What the exercise asks
The entries are to be reproduced word for word, with all images left out.

........

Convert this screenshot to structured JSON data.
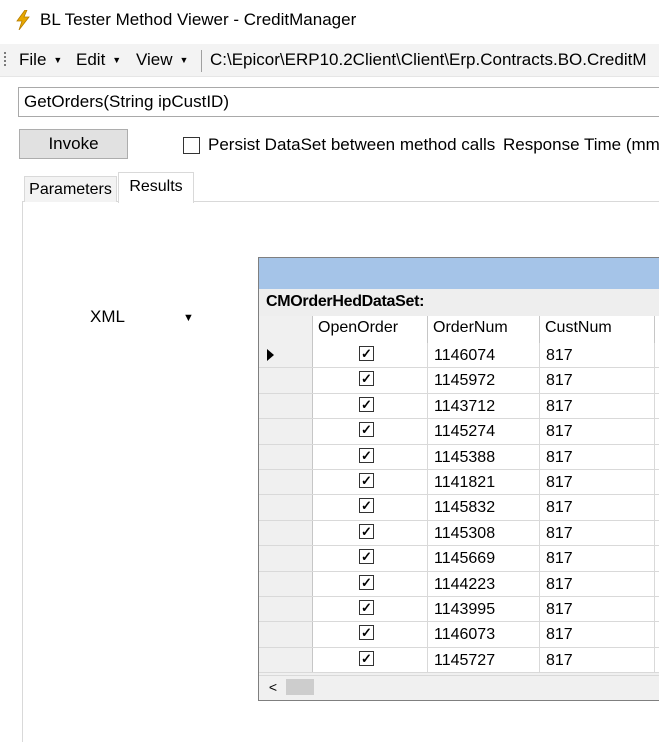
{
  "window": {
    "title": "BL Tester Method Viewer - CreditManager",
    "icon": "lightning-icon"
  },
  "toolbar": {
    "menus": [
      {
        "label": "File"
      },
      {
        "label": "Edit"
      },
      {
        "label": "View"
      }
    ],
    "path": "C:\\Epicor\\ERP10.2Client\\Client\\Erp.Contracts.BO.CreditM"
  },
  "method": {
    "signature": "GetOrders(String ipCustID)"
  },
  "actions": {
    "invoke_label": "Invoke",
    "persist_label": "Persist DataSet between method calls",
    "persist_checked": false,
    "response_label": "Response Time (mm:"
  },
  "tabs": [
    {
      "label": "Parameters",
      "active": false
    },
    {
      "label": "Results",
      "active": true
    }
  ],
  "results": {
    "format": "XML",
    "dataset_name": "CMOrderHedDataSet:",
    "columns": [
      "OpenOrder",
      "OrderNum",
      "CustNum"
    ],
    "rows": [
      {
        "open": true,
        "order": "1146074",
        "cust": "817",
        "selected": true
      },
      {
        "open": true,
        "order": "1145972",
        "cust": "817"
      },
      {
        "open": true,
        "order": "1143712",
        "cust": "817"
      },
      {
        "open": true,
        "order": "1145274",
        "cust": "817"
      },
      {
        "open": true,
        "order": "1145388",
        "cust": "817"
      },
      {
        "open": true,
        "order": "1141821",
        "cust": "817"
      },
      {
        "open": true,
        "order": "1145832",
        "cust": "817"
      },
      {
        "open": true,
        "order": "1145308",
        "cust": "817"
      },
      {
        "open": true,
        "order": "1145669",
        "cust": "817"
      },
      {
        "open": true,
        "order": "1144223",
        "cust": "817"
      },
      {
        "open": true,
        "order": "1143995",
        "cust": "817"
      },
      {
        "open": true,
        "order": "1146073",
        "cust": "817"
      },
      {
        "open": true,
        "order": "1145727",
        "cust": "817"
      }
    ]
  },
  "colors": {
    "grid_caption": "#a5c4e8",
    "button_face": "#e1e1e1"
  }
}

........

Finished exercise
Convert this screenshot to structured JSON data.
{
  "window": {
    "title": "BL Tester Method Viewer - CreditManager",
    "icon": "lightning-icon"
  },
  "toolbar": {
    "menus": [
      {
        "label": "File"
      },
      {
        "label": "Edit"
      },
      {
        "label": "View"
      }
    ],
    "path": "C:\\Epicor\\ERP10.2Client\\Client\\Erp.Contracts.BO.CreditM"
  },
  "method": {
    "signature": "GetOrders(String ipCustID)"
  },
  "actions": {
    "invoke_label": "Invoke",
    "persist_label": "Persist DataSet between method calls",
    "persist_checked": false,
    "response_label": "Response Time (mm:"
  },
  "tabs": [
    {
      "label": "Parameters",
      "active": false
    },
    {
      "label": "Results",
      "active": true
    }
  ],
  "results": {
    "format": "XML",
    "dataset_name": "CMOrderHedDataSet:",
    "columns": [
      "OpenOrder",
      "OrderNum",
      "CustNum"
    ],
    "rows": [
      {
        "open": true,
        "order": "1146074",
        "cust": "817",
        "selected": true
      },
      {
        "open": true,
        "order": "1145972",
        "cust": "817"
      },
      {
        "open": true,
        "order": "1143712",
        "cust": "817"
      },
      {
        "open": true,
        "order": "1145274",
        "cust": "817"
      },
      {
        "open": true,
        "order": "1145388",
        "cust": "817"
      },
      {
        "open": true,
        "order": "1141821",
        "cust": "817"
      },
      {
        "open": true,
        "order": "1145832",
        "cust": "817"
      },
      {
        "open": true,
        "order": "1145308",
        "cust": "817"
      },
      {
        "open": true,
        "order": "1145669",
        "cust": "817"
      },
      {
        "open": true,
        "order": "1144223",
        "cust": "817"
      },
      {
        "open": true,
        "order": "1143995",
        "cust": "817"
      },
      {
        "open": true,
        "order": "1146073",
        "cust": "817"
      },
      {
        "open": true,
        "order": "1145727",
        "cust": "817"
      }
    ]
  },
  "colors": {
    "grid_caption": "#a5c4e8",
    "button_face": "#e1e1e1"
  }
}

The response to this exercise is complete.